THE INPUT: Begin

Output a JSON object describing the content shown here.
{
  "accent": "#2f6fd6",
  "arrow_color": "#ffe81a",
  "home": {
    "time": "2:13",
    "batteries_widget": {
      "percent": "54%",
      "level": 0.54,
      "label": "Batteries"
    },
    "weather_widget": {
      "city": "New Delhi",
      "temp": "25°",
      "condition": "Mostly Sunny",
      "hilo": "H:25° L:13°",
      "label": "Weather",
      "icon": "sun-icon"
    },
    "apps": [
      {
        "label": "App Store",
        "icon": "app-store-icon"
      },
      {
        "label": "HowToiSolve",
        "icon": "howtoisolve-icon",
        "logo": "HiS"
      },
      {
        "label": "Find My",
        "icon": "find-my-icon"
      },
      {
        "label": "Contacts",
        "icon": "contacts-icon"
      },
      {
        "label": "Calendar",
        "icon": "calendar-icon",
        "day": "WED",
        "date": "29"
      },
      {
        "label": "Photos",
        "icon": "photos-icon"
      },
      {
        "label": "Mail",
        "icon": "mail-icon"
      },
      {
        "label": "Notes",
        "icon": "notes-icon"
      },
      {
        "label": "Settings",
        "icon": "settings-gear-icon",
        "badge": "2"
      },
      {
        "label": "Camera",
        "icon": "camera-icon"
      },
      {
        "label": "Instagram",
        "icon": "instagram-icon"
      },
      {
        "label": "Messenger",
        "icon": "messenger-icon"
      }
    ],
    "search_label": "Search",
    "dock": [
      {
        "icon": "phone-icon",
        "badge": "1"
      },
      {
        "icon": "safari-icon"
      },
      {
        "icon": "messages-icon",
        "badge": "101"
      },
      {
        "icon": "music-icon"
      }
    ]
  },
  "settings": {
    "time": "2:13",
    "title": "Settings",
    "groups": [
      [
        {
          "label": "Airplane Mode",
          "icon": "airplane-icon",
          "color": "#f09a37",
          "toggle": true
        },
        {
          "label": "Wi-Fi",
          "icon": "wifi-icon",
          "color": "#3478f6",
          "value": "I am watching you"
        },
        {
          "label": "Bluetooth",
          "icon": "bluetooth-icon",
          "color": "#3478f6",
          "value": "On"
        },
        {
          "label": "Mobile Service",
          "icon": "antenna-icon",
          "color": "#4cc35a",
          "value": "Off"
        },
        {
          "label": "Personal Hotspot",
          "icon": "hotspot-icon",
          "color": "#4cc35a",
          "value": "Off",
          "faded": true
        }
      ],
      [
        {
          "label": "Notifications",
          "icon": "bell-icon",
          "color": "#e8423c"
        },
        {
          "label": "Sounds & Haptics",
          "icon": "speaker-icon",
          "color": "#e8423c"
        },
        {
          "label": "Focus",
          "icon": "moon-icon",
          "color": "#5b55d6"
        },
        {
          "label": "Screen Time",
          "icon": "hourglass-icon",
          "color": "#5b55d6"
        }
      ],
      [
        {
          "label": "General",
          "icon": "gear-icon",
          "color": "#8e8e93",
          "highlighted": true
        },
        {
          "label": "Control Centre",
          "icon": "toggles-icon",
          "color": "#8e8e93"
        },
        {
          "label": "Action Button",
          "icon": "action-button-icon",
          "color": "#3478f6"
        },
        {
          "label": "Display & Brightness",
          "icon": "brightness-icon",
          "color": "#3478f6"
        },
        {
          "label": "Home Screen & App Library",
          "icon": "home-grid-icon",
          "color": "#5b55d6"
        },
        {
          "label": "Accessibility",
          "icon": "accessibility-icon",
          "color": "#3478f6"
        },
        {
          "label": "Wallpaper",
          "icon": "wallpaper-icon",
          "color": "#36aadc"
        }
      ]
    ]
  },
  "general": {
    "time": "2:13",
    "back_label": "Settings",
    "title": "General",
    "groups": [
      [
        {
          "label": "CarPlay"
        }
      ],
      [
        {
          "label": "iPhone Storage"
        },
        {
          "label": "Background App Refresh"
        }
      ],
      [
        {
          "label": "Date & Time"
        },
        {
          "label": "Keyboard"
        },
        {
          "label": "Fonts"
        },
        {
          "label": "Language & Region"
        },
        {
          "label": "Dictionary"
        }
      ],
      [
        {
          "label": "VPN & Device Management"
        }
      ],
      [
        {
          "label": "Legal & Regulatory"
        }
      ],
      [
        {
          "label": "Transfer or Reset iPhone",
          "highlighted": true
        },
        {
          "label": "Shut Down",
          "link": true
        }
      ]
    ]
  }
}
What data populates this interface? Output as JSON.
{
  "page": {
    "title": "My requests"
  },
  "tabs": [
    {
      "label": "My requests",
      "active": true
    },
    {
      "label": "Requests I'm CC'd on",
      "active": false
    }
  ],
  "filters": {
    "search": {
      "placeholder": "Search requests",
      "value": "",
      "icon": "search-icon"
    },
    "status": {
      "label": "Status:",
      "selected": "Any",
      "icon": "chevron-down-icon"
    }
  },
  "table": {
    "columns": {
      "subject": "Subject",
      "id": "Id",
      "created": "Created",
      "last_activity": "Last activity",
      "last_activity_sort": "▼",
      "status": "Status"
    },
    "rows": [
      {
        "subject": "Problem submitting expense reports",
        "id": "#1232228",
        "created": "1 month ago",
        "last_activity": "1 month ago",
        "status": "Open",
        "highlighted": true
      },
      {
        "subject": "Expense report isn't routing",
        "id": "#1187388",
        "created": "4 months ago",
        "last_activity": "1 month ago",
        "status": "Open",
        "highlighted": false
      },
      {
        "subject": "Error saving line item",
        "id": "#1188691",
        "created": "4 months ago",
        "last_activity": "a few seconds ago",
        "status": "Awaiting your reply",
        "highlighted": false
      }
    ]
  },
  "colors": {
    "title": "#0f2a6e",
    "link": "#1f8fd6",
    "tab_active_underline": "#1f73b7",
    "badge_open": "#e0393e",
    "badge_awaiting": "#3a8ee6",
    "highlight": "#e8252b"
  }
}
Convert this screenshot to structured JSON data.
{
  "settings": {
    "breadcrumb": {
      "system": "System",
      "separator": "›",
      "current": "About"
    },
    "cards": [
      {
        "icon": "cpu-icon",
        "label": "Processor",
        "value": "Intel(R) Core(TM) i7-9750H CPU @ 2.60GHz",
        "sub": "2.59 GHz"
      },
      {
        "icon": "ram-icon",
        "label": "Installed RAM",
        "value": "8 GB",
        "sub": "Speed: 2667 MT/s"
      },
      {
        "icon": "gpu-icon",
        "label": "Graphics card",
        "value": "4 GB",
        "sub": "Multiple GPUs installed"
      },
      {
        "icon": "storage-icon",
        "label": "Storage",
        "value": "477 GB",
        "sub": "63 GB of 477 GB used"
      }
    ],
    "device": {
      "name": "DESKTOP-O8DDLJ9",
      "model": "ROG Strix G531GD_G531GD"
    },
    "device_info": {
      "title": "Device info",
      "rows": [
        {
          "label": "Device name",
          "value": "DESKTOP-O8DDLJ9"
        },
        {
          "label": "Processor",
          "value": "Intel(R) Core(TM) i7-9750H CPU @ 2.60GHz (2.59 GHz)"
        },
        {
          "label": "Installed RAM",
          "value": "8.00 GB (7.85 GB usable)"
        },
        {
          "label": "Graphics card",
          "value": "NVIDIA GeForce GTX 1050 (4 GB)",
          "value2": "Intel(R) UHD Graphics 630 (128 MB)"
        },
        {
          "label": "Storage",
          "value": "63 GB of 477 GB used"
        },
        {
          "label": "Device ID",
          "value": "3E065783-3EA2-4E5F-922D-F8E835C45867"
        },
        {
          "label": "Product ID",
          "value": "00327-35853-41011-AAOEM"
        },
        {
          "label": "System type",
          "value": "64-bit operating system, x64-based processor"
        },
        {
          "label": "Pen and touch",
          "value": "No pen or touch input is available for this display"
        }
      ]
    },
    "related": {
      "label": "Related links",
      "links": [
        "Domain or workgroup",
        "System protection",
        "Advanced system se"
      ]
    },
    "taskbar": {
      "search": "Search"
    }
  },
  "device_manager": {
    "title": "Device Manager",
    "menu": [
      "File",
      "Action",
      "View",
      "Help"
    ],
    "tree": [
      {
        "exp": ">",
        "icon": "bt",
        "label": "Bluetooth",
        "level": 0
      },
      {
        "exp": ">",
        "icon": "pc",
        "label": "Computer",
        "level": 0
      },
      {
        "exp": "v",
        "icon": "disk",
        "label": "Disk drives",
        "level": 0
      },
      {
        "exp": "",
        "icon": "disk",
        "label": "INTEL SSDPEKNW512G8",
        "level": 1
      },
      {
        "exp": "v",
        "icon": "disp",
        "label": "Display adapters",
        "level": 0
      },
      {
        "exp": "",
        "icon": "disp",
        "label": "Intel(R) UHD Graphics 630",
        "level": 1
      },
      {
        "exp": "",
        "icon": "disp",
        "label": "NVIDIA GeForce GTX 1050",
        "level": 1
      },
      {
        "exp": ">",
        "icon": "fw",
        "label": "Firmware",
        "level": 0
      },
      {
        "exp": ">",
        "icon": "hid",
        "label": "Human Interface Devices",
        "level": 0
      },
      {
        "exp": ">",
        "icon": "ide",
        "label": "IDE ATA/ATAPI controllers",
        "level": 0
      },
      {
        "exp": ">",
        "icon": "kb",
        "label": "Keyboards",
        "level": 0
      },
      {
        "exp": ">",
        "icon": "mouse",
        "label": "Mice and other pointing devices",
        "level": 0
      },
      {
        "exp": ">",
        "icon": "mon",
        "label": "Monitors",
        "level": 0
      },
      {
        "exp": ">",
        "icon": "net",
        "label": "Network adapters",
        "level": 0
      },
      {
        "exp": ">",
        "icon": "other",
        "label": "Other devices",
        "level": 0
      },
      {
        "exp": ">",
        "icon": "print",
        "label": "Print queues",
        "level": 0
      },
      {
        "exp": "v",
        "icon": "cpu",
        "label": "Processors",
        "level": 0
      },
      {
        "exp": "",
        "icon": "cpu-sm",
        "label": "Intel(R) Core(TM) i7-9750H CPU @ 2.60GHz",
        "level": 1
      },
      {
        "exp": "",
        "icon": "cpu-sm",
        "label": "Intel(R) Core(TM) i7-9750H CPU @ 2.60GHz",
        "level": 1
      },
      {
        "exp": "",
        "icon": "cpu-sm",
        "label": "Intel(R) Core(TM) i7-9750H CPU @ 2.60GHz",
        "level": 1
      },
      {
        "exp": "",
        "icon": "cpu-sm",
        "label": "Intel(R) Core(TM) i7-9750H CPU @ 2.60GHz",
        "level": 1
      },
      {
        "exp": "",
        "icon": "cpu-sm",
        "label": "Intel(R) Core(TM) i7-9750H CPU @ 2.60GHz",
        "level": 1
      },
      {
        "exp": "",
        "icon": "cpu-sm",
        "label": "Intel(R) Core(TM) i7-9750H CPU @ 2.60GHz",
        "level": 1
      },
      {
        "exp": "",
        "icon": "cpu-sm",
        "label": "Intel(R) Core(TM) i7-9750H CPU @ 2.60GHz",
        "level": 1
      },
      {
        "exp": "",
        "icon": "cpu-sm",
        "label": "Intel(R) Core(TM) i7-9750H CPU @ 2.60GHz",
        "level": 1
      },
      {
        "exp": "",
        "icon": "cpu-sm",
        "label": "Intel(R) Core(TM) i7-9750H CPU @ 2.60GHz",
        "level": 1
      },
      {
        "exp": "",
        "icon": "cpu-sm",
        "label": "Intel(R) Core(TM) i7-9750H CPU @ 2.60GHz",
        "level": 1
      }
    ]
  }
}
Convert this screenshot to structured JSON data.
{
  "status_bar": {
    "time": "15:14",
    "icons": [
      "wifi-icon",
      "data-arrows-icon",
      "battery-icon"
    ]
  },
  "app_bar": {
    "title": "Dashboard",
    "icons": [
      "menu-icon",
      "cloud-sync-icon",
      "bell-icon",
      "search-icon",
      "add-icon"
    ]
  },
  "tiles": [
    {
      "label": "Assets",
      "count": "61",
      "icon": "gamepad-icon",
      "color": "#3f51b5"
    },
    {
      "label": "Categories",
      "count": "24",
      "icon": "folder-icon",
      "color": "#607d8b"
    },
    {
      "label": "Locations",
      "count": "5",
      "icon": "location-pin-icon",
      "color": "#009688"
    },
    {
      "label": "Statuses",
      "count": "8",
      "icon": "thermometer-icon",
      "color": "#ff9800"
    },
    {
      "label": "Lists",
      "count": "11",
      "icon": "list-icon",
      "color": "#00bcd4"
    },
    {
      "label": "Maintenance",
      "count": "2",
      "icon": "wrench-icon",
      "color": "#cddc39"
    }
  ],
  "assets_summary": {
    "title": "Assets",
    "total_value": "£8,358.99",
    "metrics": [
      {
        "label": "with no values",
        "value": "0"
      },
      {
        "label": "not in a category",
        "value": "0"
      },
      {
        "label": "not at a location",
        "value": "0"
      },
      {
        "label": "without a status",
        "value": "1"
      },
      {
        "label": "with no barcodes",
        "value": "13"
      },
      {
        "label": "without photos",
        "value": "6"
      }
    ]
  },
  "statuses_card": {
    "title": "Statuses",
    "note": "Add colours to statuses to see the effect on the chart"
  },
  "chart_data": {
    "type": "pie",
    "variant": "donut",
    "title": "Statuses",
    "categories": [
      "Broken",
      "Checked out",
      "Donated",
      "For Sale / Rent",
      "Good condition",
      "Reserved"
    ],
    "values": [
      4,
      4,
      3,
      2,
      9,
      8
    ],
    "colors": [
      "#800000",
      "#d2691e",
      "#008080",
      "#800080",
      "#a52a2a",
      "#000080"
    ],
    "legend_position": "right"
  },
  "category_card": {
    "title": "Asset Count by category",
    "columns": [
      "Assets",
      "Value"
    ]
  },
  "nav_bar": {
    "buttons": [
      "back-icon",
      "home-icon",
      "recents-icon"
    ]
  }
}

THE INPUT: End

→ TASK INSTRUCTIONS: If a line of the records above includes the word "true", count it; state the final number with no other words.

→ SOLVED PROBLEM: 7